**DATA TO PROCESS:**
————

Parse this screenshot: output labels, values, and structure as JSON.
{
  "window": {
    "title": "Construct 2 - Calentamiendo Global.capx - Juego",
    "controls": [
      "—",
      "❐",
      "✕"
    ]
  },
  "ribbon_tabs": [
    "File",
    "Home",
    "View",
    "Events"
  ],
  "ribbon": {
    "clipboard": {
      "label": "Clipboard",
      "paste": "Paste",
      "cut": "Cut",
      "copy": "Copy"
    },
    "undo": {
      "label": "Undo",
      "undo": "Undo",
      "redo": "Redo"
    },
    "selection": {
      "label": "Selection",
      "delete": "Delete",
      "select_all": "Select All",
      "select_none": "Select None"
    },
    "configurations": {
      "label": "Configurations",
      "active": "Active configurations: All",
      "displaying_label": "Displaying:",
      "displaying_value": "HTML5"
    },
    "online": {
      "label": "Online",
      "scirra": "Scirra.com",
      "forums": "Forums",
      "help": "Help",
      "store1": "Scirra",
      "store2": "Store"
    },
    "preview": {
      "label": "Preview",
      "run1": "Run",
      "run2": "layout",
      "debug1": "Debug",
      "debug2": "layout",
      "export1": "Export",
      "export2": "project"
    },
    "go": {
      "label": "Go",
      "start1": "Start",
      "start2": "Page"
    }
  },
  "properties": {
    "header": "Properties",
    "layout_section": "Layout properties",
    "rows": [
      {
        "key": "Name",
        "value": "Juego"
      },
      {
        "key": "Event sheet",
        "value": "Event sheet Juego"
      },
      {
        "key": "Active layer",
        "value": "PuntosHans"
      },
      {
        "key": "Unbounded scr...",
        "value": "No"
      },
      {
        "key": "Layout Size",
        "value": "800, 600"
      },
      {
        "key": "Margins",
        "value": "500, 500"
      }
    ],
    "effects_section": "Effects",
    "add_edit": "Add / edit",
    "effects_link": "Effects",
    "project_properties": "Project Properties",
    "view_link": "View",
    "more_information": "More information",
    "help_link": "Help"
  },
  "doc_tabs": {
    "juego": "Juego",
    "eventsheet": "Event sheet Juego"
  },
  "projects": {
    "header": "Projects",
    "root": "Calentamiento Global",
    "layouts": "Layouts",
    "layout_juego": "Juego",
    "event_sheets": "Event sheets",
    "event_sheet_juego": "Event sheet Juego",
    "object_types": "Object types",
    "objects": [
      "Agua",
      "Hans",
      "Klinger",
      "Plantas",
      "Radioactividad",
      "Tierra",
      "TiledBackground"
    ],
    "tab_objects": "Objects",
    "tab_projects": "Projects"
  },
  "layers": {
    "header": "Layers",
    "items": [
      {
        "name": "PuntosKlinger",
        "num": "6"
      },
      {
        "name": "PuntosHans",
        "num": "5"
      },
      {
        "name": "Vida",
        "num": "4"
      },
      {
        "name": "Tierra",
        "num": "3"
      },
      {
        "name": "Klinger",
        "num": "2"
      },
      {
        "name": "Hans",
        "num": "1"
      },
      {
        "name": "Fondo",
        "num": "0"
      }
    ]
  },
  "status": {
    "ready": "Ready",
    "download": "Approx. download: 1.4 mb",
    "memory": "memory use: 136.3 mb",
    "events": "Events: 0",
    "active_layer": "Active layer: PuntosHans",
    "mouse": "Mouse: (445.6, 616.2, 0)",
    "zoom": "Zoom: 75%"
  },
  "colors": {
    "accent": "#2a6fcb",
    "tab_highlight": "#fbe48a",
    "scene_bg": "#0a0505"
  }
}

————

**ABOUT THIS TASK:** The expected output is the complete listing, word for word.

**EXERCISE RESPONSE:**
Parse this screenshot: output labels, values, and structure as JSON.
{
  "window": {
    "title": "Construct 2 - Calentamiendo Global.capx - Juego",
    "controls": [
      "—",
      "❐",
      "✕"
    ]
  },
  "ribbon_tabs": [
    "File",
    "Home",
    "View",
    "Events"
  ],
  "ribbon": {
    "clipboard": {
      "label": "Clipboard",
      "paste": "Paste",
      "cut": "Cut",
      "copy": "Copy"
    },
    "undo": {
      "label": "Undo",
      "undo": "Undo",
      "redo": "Redo"
    },
    "selection": {
      "label": "Selection",
      "delete": "Delete",
      "select_all": "Select All",
      "select_none": "Select None"
    },
    "configurations": {
      "label": "Configurations",
      "active": "Active configurations: All",
      "displaying_label": "Displaying:",
      "displaying_value": "HTML5"
    },
    "online": {
      "label": "Online",
      "scirra": "Scirra.com",
      "forums": "Forums",
      "help": "Help",
      "store1": "Scirra",
      "store2": "Store"
    },
    "preview": {
      "label": "Preview",
      "run1": "Run",
      "run2": "layout",
      "debug1": "Debug",
      "debug2": "layout",
      "export1": "Export",
      "export2": "project"
    },
    "go": {
      "label": "Go",
      "start1": "Start",
      "start2": "Page"
    }
  },
  "properties": {
    "header": "Properties",
    "layout_section": "Layout properties",
    "rows": [
      {
        "key": "Name",
        "value": "Juego"
      },
      {
        "key": "Event sheet",
        "value": "Event sheet Juego"
      },
      {
        "key": "Active layer",
        "value": "PuntosHans"
      },
      {
        "key": "Unbounded scr...",
        "value": "No"
      },
      {
        "key": "Layout Size",
        "value": "800, 600"
      },
      {
        "key": "Margins",
        "value": "500, 500"
      }
    ],
    "effects_section": "Effects",
    "add_edit": "Add / edit",
    "effects_link": "Effects",
    "project_properties": "Project Properties",
    "view_link": "View",
    "more_information": "More information",
    "help_link": "Help"
  },
  "doc_tabs": {
    "juego": "Juego",
    "eventsheet": "Event sheet Juego"
  },
  "projects": {
    "header": "Projects",
    "root": "Calentamiento Global",
    "layouts": "Layouts",
    "layout_juego": "Juego",
    "event_sheets": "Event sheets",
    "event_sheet_juego": "Event sheet Juego",
    "object_types": "Object types",
    "objects": [
      "Agua",
      "Hans",
      "Klinger",
      "Plantas",
      "Radioactividad",
      "Tierra",
      "TiledBackground"
    ],
    "tab_objects": "Objects",
    "tab_projects": "Projects"
  },
  "layers": {
    "header": "Layers",
    "items": [
      {
        "name": "PuntosKlinger",
        "num": "6"
      },
      {
        "name": "PuntosHans",
        "num": "5"
      },
      {
        "name": "Vida",
        "num": "4"
      },
      {
        "name": "Tierra",
        "num": "3"
      },
      {
        "name": "Klinger",
        "num": "2"
      },
      {
        "name": "Hans",
        "num": "1"
      },
      {
        "name": "Fondo",
        "num": "0"
      }
    ]
  },
  "status": {
    "ready": "Ready",
    "download": "Approx. download: 1.4 mb",
    "memory": "memory use: 136.3 mb",
    "events": "Events: 0",
    "active_layer": "Active layer: PuntosHans",
    "mouse": "Mouse: (445.6, 616.2, 0)",
    "zoom": "Zoom: 75%"
  },
  "colors": {
    "accent": "#2a6fcb",
    "tab_highlight": "#fbe48a",
    "scene_bg": "#0a0505"
  }
}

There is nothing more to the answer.